Dipávali, or Tihar, popularly called Festival of Lights, is a very important Hindu festival, which lasts five days. The second day, Kukur Puja, is dedicated to the dog, which plays an important role in Hinduism, as it guides the souls of the deceased to the god of death, Yama, for judgement. In the morning, the family places a red tika mark on the forehead of the dog, and a malla (a garland of marigolds) is draped around its neck. The dog is worshipped with incense, whereupon huge amounts of food are presented to it, before the family itself eat breakfast.
This dog in the village of Sauraha, southern Nepal, has been adorned during the Dipávali festival. (Photo copyright © by Kaj Halberg)
In many cities around the world, it is now the law that you must clean up after your dog. For this purpose, plastic bags are often provided.
Here you can collect a plastic bag for your dog’s droppings, Taichung, Taiwan. (Photo copyright © by Kaj Halberg)
Dogs in art
It is no wonder that the dog is often depicted in art, and elsewhere.
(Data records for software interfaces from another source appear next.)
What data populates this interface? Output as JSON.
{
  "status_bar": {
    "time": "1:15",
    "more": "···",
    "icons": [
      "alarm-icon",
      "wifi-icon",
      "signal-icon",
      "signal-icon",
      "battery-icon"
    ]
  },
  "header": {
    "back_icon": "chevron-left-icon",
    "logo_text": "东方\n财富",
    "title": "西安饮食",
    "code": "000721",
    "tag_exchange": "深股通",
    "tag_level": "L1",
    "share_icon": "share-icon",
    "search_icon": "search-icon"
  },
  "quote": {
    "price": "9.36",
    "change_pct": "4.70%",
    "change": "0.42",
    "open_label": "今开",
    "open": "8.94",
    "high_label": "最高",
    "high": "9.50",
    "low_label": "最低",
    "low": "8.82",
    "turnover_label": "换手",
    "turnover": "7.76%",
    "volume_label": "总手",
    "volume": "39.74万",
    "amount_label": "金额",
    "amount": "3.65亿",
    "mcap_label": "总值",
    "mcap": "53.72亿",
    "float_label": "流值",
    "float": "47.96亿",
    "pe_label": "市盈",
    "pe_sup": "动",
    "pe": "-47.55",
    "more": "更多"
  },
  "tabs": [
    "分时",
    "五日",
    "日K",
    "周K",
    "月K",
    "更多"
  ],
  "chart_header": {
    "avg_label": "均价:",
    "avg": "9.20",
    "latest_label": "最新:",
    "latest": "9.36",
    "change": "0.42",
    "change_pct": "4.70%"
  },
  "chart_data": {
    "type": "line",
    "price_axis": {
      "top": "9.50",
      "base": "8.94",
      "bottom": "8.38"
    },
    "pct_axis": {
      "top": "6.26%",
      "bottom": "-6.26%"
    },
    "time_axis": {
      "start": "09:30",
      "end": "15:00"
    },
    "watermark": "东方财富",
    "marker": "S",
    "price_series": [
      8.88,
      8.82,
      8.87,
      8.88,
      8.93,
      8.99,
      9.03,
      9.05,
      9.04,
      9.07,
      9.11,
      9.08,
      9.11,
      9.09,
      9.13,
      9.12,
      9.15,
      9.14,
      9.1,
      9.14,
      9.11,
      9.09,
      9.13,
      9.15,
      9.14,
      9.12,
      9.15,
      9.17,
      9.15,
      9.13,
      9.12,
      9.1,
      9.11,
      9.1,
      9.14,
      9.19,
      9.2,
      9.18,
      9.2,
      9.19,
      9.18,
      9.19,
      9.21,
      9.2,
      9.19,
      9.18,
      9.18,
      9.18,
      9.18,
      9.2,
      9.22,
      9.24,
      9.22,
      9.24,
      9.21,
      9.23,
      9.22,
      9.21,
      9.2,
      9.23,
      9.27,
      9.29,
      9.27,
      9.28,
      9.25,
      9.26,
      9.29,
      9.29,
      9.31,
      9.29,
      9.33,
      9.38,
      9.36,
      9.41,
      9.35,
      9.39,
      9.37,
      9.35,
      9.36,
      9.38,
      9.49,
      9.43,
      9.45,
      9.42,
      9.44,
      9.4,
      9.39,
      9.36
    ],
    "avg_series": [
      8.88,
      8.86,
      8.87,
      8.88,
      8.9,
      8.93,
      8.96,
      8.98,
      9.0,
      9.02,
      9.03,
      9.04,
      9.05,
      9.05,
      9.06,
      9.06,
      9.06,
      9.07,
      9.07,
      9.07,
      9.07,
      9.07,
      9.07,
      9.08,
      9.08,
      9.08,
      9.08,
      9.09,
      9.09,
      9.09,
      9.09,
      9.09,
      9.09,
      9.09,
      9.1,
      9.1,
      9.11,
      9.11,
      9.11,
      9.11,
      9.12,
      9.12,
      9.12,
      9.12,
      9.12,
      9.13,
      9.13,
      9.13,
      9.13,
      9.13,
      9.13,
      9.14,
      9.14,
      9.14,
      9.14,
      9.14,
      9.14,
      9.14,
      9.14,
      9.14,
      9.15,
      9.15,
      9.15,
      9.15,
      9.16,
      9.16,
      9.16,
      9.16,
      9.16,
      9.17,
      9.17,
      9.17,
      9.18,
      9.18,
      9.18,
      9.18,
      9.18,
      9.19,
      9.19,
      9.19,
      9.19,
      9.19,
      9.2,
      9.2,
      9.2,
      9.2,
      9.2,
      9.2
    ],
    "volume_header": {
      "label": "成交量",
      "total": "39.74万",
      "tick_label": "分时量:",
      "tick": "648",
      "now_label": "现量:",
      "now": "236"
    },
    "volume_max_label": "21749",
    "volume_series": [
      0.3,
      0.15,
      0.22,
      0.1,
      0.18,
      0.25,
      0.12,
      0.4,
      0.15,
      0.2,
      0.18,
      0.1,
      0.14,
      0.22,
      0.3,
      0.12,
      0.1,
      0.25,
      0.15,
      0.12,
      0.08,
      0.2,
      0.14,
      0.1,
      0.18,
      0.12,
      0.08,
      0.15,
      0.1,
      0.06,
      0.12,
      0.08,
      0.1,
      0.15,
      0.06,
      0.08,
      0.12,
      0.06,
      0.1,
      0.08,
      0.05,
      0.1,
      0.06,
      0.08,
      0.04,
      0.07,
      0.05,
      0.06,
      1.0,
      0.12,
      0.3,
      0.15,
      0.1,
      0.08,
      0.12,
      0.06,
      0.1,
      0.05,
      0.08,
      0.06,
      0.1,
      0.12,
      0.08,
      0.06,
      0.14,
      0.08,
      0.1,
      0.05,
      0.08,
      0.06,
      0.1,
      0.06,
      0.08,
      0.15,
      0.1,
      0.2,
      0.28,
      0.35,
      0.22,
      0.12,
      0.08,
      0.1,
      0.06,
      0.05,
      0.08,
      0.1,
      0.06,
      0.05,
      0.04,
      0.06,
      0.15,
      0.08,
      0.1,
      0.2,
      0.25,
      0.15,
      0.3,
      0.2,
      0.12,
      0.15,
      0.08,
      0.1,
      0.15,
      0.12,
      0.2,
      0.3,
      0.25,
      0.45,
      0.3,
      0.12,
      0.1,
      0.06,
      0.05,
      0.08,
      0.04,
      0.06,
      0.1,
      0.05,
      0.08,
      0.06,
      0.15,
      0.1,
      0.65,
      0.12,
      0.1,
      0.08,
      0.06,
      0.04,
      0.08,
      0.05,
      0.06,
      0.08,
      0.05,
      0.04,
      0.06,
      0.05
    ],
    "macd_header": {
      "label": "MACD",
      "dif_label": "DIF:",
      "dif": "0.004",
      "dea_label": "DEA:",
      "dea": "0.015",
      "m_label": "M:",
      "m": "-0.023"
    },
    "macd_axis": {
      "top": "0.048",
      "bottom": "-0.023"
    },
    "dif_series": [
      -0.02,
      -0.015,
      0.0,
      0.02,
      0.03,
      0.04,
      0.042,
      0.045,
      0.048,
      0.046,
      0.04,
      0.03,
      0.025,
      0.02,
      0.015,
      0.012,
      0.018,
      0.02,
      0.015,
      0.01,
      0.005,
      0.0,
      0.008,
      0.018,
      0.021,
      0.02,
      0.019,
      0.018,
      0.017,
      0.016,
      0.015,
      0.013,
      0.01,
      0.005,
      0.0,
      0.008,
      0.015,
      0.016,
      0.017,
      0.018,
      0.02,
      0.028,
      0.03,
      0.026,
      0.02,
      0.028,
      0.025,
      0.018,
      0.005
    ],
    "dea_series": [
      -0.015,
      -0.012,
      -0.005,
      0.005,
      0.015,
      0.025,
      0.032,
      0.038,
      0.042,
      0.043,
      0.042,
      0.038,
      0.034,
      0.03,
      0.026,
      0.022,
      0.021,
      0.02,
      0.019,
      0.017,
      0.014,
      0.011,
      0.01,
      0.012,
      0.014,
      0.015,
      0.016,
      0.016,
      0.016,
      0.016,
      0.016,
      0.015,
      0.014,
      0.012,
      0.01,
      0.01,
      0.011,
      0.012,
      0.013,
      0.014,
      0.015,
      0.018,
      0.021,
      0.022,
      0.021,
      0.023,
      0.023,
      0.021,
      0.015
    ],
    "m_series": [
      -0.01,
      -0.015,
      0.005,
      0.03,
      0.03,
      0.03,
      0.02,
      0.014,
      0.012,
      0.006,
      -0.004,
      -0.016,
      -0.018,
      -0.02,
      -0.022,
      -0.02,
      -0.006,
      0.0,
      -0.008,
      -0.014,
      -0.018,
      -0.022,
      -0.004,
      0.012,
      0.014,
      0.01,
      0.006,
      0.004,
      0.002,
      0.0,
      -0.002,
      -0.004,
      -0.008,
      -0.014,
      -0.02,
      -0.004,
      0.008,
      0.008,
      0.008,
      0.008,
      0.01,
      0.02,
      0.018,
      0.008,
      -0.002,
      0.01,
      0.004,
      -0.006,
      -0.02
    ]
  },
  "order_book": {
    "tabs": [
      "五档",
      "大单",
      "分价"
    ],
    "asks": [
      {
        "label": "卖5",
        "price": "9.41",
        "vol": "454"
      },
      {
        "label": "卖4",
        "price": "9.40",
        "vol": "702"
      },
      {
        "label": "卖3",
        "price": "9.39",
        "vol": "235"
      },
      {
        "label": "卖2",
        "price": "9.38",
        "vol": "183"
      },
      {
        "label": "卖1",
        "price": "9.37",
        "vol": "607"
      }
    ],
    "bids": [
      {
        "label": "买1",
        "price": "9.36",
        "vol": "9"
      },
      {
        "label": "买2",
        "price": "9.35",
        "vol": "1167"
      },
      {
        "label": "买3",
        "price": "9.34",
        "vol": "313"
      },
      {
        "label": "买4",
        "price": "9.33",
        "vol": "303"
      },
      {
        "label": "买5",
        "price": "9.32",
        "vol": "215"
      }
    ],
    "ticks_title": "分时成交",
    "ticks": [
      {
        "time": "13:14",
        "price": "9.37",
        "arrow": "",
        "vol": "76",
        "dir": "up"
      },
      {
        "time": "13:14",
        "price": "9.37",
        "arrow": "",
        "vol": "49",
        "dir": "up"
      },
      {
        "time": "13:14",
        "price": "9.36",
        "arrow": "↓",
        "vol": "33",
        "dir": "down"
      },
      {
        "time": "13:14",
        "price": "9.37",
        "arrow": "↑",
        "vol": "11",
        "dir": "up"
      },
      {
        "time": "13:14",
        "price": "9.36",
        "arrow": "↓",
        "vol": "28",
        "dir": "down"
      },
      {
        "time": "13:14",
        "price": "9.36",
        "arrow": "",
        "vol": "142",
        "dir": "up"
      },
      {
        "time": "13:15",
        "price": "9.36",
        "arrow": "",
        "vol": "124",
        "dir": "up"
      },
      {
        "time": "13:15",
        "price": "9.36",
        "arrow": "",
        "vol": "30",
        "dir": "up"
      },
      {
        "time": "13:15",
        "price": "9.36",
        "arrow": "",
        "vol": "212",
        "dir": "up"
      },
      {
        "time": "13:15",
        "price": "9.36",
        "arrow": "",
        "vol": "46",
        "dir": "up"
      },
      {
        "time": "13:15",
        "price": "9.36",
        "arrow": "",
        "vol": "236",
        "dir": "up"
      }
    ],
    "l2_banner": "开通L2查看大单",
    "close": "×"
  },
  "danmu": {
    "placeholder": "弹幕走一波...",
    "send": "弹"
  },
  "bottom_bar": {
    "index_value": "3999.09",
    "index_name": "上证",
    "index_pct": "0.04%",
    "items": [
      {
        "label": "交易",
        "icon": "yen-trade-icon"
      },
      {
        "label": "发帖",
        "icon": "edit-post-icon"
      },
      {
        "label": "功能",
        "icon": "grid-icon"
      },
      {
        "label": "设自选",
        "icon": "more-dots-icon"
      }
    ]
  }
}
Below is a selection of pictures, showing various depictions of dogs.
Wall painting in a tribal village near Dongshih, Taichung, depicting a hunter with a Formosan hunting dog and a bagged wild boar (Sus scrofa). It is created by people from the indigenous Atayal tribe Tian Gou (‘Heavenly Dog’). – Other pictures depicting Taiwanese indigenous art may be seen on the page Culture: Tribal art of Taiwan. (Photo copyright © by Kaj Halberg)
This house wall in the village of Saint Rhémy, Aosta Valley, northern Italy, has been adorned with a carving, depicting a Saint Bernard dog and an edelweiss (Leontopodium alpinum). This beloved plant is described on the page Plants: Flora of the Alps and the Pyrenees. (Photo copyright © by Kaj Halberg)
This sculpture, depicting a happy dog with a pup, is exhibited in the Wenara Wana Temple (popularly called ‘Monkey Forest’), Ubud, Bali, Indonesia. (Photo copyright © by Kaj Halberg)
Hunting dogs, carved in wood as decoration, Kalø Hunting Lodge, Rønde, eastern Jutland, Denmark. (Photo copyright © by Kaj Halberg)
This poster in the city of Taichung, Taiwan, advertising sugarcane drink, depicts a bulldog, pulling a cart full of sugarcane. (Photo copyright © by Kaj Halberg)
Wood carving, depicting a dog, lying on its back, Fanø, Denmark. (Photo copyright © by Kaj Halberg)
This sign in Bühlertal, Black Mountains, southern Germany, reads as follows: “Watch out! Free-running dog. Postman 5, Burglars 3, Cats 6.” (Photo copyright © by Kaj Halberg)
Artsy food: Dog, made from sticky rice, Puli, Taiwan. (Photo copyright © by Kaj Halberg)
Previously, on the Danish island of Fanø, the majority of the male population were fishermen or sailors. The sailors often brought home two porcelain dogs – originally English artwork from the 1800s. The wives placed the dogs on a window sill, and, as the story goes, they were facing outwards when the husband was at sea, and inwards when he was home.
Porcelain dogs on a window sill, Sønderho, Fanø. The husband is at sea! (Photo copyright © by Kaj Halberg)
Dollman, G. 1937. The Basenji Dog. Journal of the Royal African Society 36 (143): 148-149.
Lindblad-Toh, K. et al. 2005. Genome sequence, comparative analysis and haplotype structure of the domestic dog. Nature 438 (7069): 803-819.
Skoglund, P. 2015. Ancient wolf genome reveals an early divergence of domestic dog ancestors and admixture into high-latitude breeds. Current Biology 25 (11): 1515-19.
(Uploaded September 2017)
(Latest update August 2023)